Extract from crude oil:
Crude stocks plummeted by 10.8 mb to 445.0 mb, which was far more than the five-year draw of just 0.55 mb. The drop was a result of the disruptions caused by Hurricane Barry, which at its peak led to the shutting-in of 1.4 mb/d of Gulf of Mexico output. BP’s 0.1 mb/d Atlantis field will only resume production by end-July as the company has decided to carry out planned works following the storm. The outages have pushed Mars to record premiums versus LLS.
Despite these draws and Cushing stocks falling by 0.43 mb, nearby WTI timespreads have weakened recently, driven by WTI-Midland differentials that fell below Basin pipeline tariffs and widened to triple-digit discounts relative to WTI-Cushing as unplanned refinery outages rose.
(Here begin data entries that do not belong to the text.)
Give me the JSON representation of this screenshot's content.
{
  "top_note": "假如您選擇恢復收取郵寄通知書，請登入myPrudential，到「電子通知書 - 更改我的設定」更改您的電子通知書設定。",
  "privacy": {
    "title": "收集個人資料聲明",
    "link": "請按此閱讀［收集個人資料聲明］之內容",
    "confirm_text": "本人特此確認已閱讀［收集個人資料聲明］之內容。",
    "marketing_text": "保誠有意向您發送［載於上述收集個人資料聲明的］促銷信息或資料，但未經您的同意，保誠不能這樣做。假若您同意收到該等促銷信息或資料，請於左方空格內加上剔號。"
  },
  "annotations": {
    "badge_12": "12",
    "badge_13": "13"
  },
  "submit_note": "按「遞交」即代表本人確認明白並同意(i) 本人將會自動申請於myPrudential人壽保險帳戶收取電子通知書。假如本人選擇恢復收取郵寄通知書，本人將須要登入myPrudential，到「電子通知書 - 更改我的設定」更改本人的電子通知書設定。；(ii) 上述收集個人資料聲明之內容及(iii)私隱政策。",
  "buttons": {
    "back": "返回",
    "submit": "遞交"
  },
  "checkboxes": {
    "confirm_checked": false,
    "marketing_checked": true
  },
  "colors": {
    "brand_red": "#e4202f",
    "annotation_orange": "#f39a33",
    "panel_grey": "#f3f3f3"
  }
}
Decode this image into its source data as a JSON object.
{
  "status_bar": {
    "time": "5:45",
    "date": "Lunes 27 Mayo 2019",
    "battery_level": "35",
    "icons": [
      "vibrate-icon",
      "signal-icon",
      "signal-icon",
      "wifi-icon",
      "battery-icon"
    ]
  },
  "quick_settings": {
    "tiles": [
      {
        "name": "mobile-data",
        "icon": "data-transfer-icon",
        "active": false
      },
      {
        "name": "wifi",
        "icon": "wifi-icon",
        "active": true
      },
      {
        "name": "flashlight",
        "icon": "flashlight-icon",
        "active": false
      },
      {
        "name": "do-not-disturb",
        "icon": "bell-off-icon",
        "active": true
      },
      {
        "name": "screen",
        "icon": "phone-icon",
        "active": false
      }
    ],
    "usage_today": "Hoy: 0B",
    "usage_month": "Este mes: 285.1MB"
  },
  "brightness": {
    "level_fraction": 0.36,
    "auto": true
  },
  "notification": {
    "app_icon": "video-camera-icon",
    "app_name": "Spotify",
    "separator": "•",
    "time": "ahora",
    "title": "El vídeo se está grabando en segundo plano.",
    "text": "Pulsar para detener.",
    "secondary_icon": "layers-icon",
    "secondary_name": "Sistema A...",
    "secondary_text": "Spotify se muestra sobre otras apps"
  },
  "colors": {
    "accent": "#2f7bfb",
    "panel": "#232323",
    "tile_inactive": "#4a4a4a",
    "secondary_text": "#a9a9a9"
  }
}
The weakness may now continue until the September contract is off the board in late August. Midland balances could have coped with refinery works (i.e. Big Spring, El Paso) this fall and pipeline maintenance on West Texas Gulf and Mid-Valley through late summer. But it was the additional work announced at the 0.15 mb/d P66 Borger refinery—alongside an unplanned outage at the same refinery last week and an FCC issue at the 0.2 mb/d P66 Ponca refinery—that pushed differentials over the edge. Works at Borger initially appeared light, involving just the coker and the cat cracker, but now multiple downstream units are set to go down for work. In addition, at least one CDU will be running at lower rates between 15 September and 30 October, leading to at least 4 mb of Permian crude builds during that time as Borger reduces intake on the 0.1 mb/d WA Line from Odessa and the 28 thousand b/d Line 80 line from Gaines.
Extract from oil products:
US gasoline inventories fell by 0.2 mb w/w to 232.5 mb despite imports of nearly 0.99 mb/d as US Gulf Coast refinery capacity utilisation fell w/w by 4.3 ppts to 91.5% because of Hurricane Barry. PADD 1 gasoline inventories rose by 0.4 mb w/w despite imports falling w/w by 19 thousand b/d to 0.71 mb/d. USEC gasoline inventories were 4.2 mb below the five-year average last week and with the 0.35 mb/d Philadelphia Energy Solutions refinery seeking bankruptcy protection and moving to put its operations into cold shutdown during the bankruptcy process regional gasoline imports will need to remain elevated in order to meet demand (see E-mail alert: New PES bankruptcy does not suggest a significant extension of runs at the refinery, 22 July 2019).